Authentic and vivid setting
  • The scene needs to be vivid and realistic in order to hold the reader’s attention. Being concise and plausible at the same time is tricky. Giving this further attention could perhaps be worthwhile.

Review 2:


Compelling hook?

Fresh?

Strong characters?

Entertaining?

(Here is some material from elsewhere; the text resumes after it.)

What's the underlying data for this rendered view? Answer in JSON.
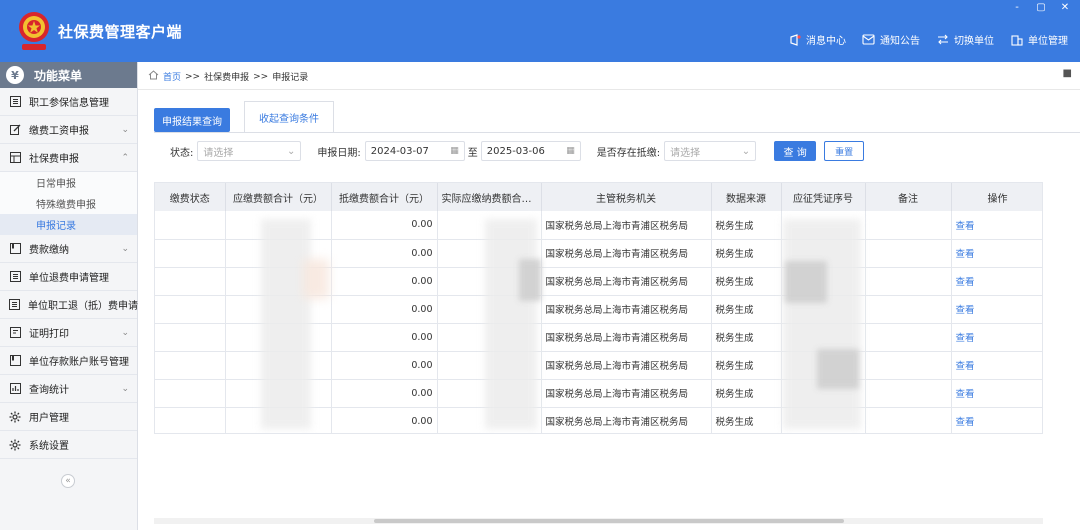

Attention to mechanics
  • The grammar, typography, sentence structure and punctuation would benefit from a further round of editing to avoid distracting from the quality of the story.
Narration and dialogue: Authentic voice
  • Your characters’ voices were convincing and authentic.
Characterization
  • Make sure your characters are multidimensional. Do they have strengths and weaknesses? Mere mortals make the most interesting stories because they are like you and me and we are able to empathize with their journey. That’s how the connection with a character is formed.
Main character
  • Connect us to your main protagonist with a deeper characterization. Could your protagonist have a few more distinguishing character traits?
Character conflict
  • Your characters drew me into their world from the very beginning. Their goals and conflicts were clearly conveyed.
Plot and pace
  • Maintaining the right pace and sustaining the reader’s interest is a challenging balancing act. The story had a clear and coherent progression with a structured plot. A truly absorbing story!
Suspense and conflict
  • The joy of reading often lies in the element of suspense prompted by internal or external conflicts. Think about the conflict and tension in your story. How effectively has it been introduced?
Technique and tight writing
  • The writing was tight and economical and each word had purpose. This enabled the plot to unravel clearly. Your writing exhibits technical proficiency.
Point of view
  • The story successfully solicited the reader’s empathy through the clever use of the narrator's point of view. You show great deftness in handling point of view.
Style and originality
  • I loved your fresh approach. Creating a unique writing style while maintaining quality of prose requires both skill and practice. Impressive.
Atmosphere and description
  • A writer’s ability to create mood and atmosphere through evocative description is vital to the reader’s experience. It’s a real skill to craft out how the characters react to the setting and atmosphere and perhaps your story could go further in its description. The reader wants to experience the same sensory and poignant journey as the characters.
Opening line, paragraph and hook
  • Your great opening was a promise of wonderful things to come. I was hooked!
General comments from your fellow writer 2:
You did a great job, technically in this storytelling. I am probably not the ideal reader for your genre, though you've succeeded in making me fear death a little more than I did. I think the weakest part of the story was the final line, because it suggests the narrator doesn't have all the answers even here at the end when I want him to. What did it mean in the end besides "death is ghastly; decay is ghastly"? I was totally engaged in the concept of the earth as a vertical plane that you had to grapple your way up to gain (only a knife edge and gruesomeness on the other side). But I wasn't completely clear on the symbolism there. Just that everything we've been taught in life is wrong? Anyway, you're on to something good here - just focus on the meaning and somehow answer your own final question, even if the answer is still dismal.